• You are unmarried;
• You are age 62 or older;
• Your ex-spouse is entitled to Social Security retirement or disability benefits and
• The benefit you are entitled to receive based on your own work is less than the benefit you would receive based on your ex-spouse’s work. Continue reading “How Does Divorce Affect Social Security Benefits?”
N.C.G.S. Sec. 50-12 provides that anyone whose marriage is dissolved by a decree of absolute divorce may, upon application to the clerk of court of the county in which they reside or where the divorce was granted setting forth their intention to do so, change their name.
A woman has the choice of reverting to her maiden name, the surname of a prior deceased husband, or the surname of a prior living husband if she has children who have that husband’s surname. If a man changed his surname upon marriage, he may revert to his pre-marriage surname. Continue reading “How To Change Your Name After Divorce”
Do You Want To File For Emergency Child Custody?
The child or children is at SUBSTANTIAL risk that:
1. The child or children will suffer bodily injury or sexual abuse, or
2. The child or children will be removed from the State of North Carolina FOR THE PURPOSE of EVADING THE JURISDICTION of the North Carolina courts. Continue reading “I NEED EMERGENCY CHILD CUSTODY!”
The 7 Biggest Money Mistakes That Divorcing Women Make
Lili A. Vasileff July 9, 2014
Divorcing couple arguing
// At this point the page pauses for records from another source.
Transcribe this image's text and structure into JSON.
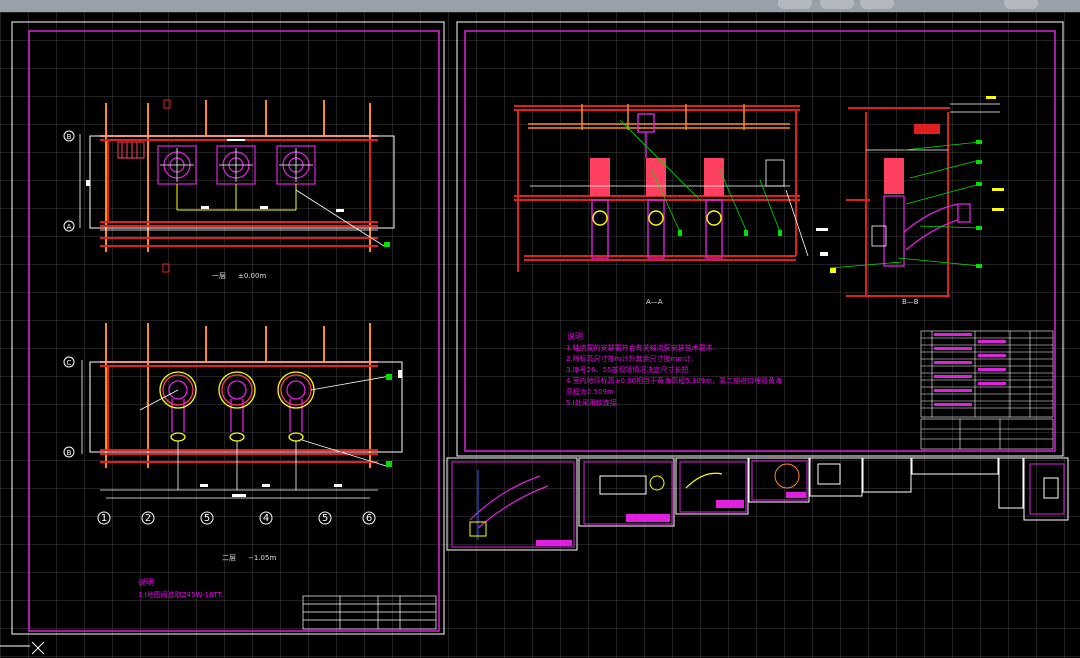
{
  "window": {
    "title_bar_color": "#9aa0a8",
    "canvas_bg": "#000000"
  },
  "colors": {
    "frame": "#e020e0",
    "wall": "#e02020",
    "wall_fill": "#ff8c1a",
    "pipe": "#e020e0",
    "equipment": "#ff4060",
    "dim": "#ffff00",
    "leader": "#00e000",
    "white": "#ffffff"
  },
  "sheet1": {
    "plan1_caption": "一层",
    "plan1_level": "±0.00m",
    "plan2_caption": "二层",
    "plan2_level": "−1.05m",
    "grid_labels_top": [
      "B",
      "A"
    ],
    "grid_labels_bottom": [
      "C",
      "B"
    ],
    "axis_numbers": [
      "1",
      "2",
      "5",
      "4",
      "5",
      "6"
    ],
    "notes_title": "说明",
    "notes": [
      "1.Ⅰ地图阀选取Z45W-16TT."
    ]
  },
  "sheet2": {
    "section_a_caption": "A—A",
    "section_b_caption": "B—B",
    "notes_title": "说明",
    "notes": [
      "1.轴流泵的安装要符合有关轴流泵安装技术要求.",
      "2.除标高尺寸按m计外其余尺寸按mm计.",
      "3.序号26、55按现场情况决定尺寸长短.",
      "4.室内地坪标高±0.00相当于黄海高程5.309m，泵二轴进口埋管黄海",
      "高程为2.509m",
      "5.Ⅰ处采用软连接."
    ]
  },
  "ucs_icon": "ucs-x-axis-icon",
  "ucs_label": "X"
}
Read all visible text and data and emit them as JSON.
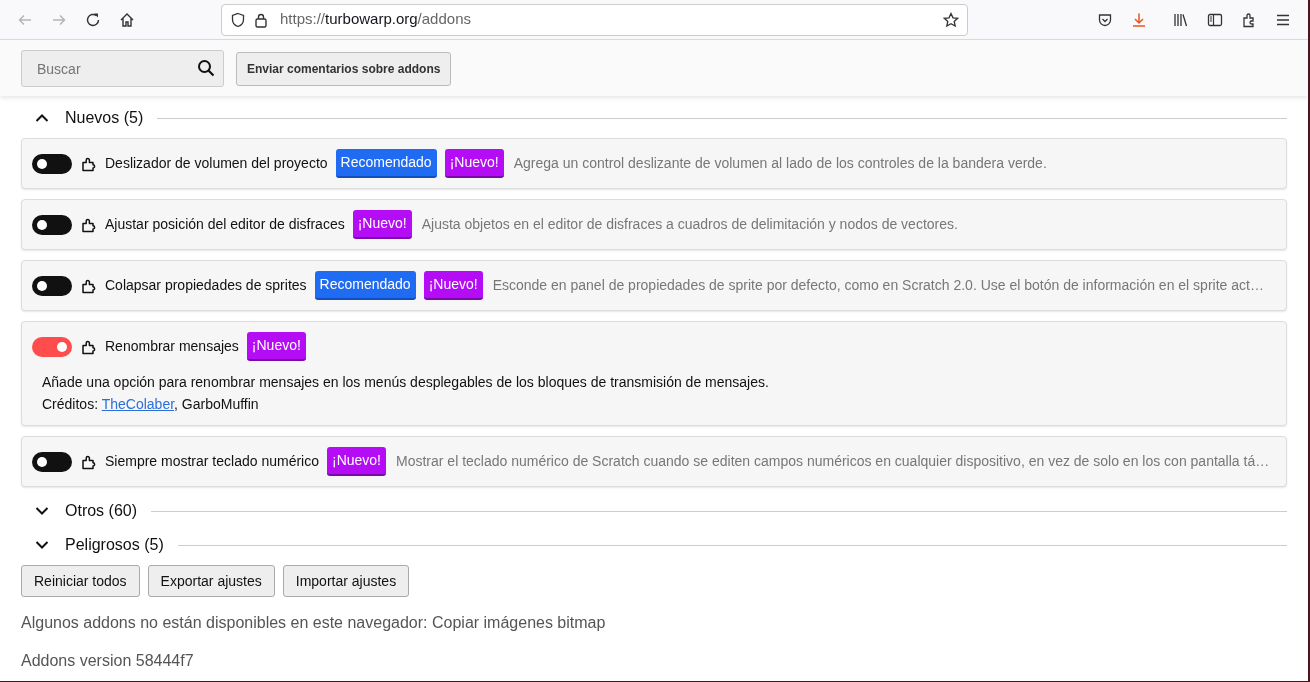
{
  "browser": {
    "url": {
      "scheme": "https://",
      "host": "turbowarp.org",
      "path": "/addons"
    },
    "back_disabled": true,
    "forward_disabled": true,
    "download_active": true
  },
  "toolbar": {
    "search": {
      "placeholder": "Buscar"
    },
    "feedback_button": "Enviar comentarios sobre addons"
  },
  "sections": [
    {
      "title": "Nuevos (5)",
      "expanded": true,
      "addons": [
        {
          "name": "Deslizador de volumen del proyecto",
          "on": false,
          "expanded": false,
          "badges": [
            {
              "kind": "recommended",
              "label": "Recomendado"
            },
            {
              "kind": "new",
              "label": "¡Nuevo!"
            }
          ],
          "description": "Agrega un control deslizante de volumen al lado de los controles de la bandera verde."
        },
        {
          "name": "Ajustar posición del editor de disfraces",
          "on": false,
          "expanded": false,
          "badges": [
            {
              "kind": "new",
              "label": "¡Nuevo!"
            }
          ],
          "description": "Ajusta objetos en el editor de disfraces a cuadros de delimitación y nodos de vectores."
        },
        {
          "name": "Colapsar propiedades de sprites",
          "on": false,
          "expanded": false,
          "badges": [
            {
              "kind": "recommended",
              "label": "Recomendado"
            },
            {
              "kind": "new",
              "label": "¡Nuevo!"
            }
          ],
          "description": "Esconde en panel de propiedades de sprite por defecto, como en Scratch 2.0. Use el botón de información en el sprite act…"
        },
        {
          "name": "Renombrar mensajes",
          "on": true,
          "expanded": true,
          "badges": [
            {
              "kind": "new",
              "label": "¡Nuevo!"
            }
          ],
          "description": "Añade una opción para renombrar mensajes en los menús desplegables de los bloques de transmisión de mensajes.",
          "credits_label": "Créditos:",
          "credits_separator": ", ",
          "credits": [
            {
              "name": "TheColaber",
              "link": true
            },
            {
              "name": "GarboMuffin",
              "link": false
            }
          ]
        },
        {
          "name": "Siempre mostrar teclado numérico",
          "on": false,
          "expanded": false,
          "badges": [
            {
              "kind": "new",
              "label": "¡Nuevo!"
            }
          ],
          "description": "Mostrar el teclado numérico de Scratch cuando se editen campos numéricos en cualquier dispositivo, en vez de solo en los con pantalla tá…"
        }
      ]
    },
    {
      "title": "Otros (60)",
      "expanded": false
    },
    {
      "title": "Peligrosos (5)",
      "expanded": false
    }
  ],
  "footer_buttons": [
    "Reiniciar todos",
    "Exportar ajustes",
    "Importar ajustes"
  ],
  "unsupported_note": "Algunos addons no están disponibles en este navegador: Copiar imágenes bitmap",
  "version": "Addons version 58444f7"
}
Hybrid Images—Getty Images/Cultura RF
A financial planner flags the costly errors women commonly make when a marriage breaks up.
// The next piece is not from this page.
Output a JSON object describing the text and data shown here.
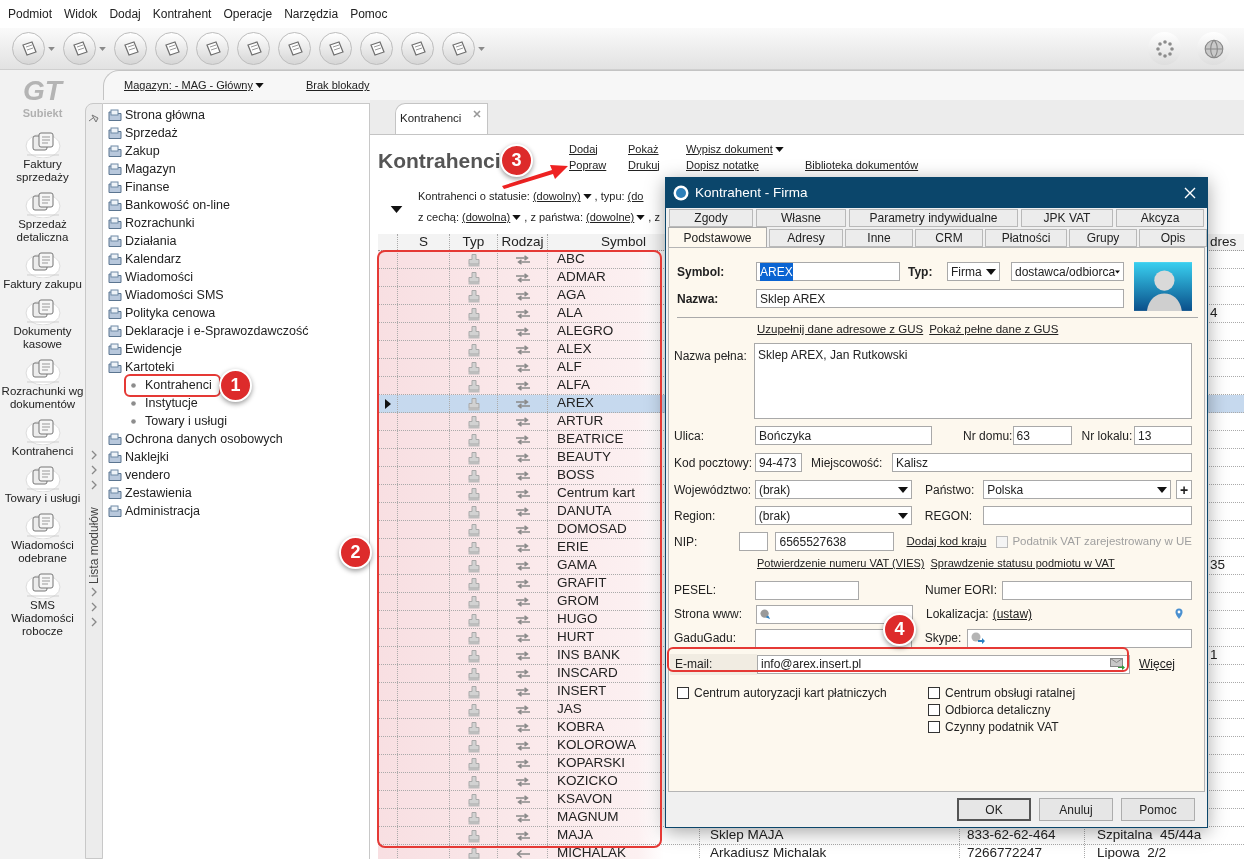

Divorce, in my experience, is about two things: children and money. Continue reading “The 7 Biggest Money Mistakes That Divorcing Women Make”
You’ve been thinking about it for a long time. Maybe you have spoken to your therapist or clergy person, trusted friend or family member. You’ve most likely spoken to an attorney to educate yourself about what’s ahead, financially at least. Your marriage, despite all the hard work you did together or separately, is over.
Now what? Continue reading “How To Tell Your Spouse That You Want A Divorce”
What do the terms legal custody, physical custody, sole custody, joint custody, primary custody, and secondary custody all mean? If you are in a custody dispute, you may hear any or all of these terms used and it can be quite confusing.
Legal custody generally refers to major decision making authority for the child. This does not include the day to day decisions while the child may be in your care, but generally refers to major decisions concerning the health, welfare, educational, and spiritual needs of the child. Generally speaking, most parents can agree on joint legal custody and may defer to recommendations of healthcare providers or a third party neutral when they cannot agree. When a party knows at the time that custody is being negotiated, that there are distinct differences in each of the parent’s position on a major decision for the child, it may be important for one party to seek primary legal custody. Continue reading “The Language of Child Custody”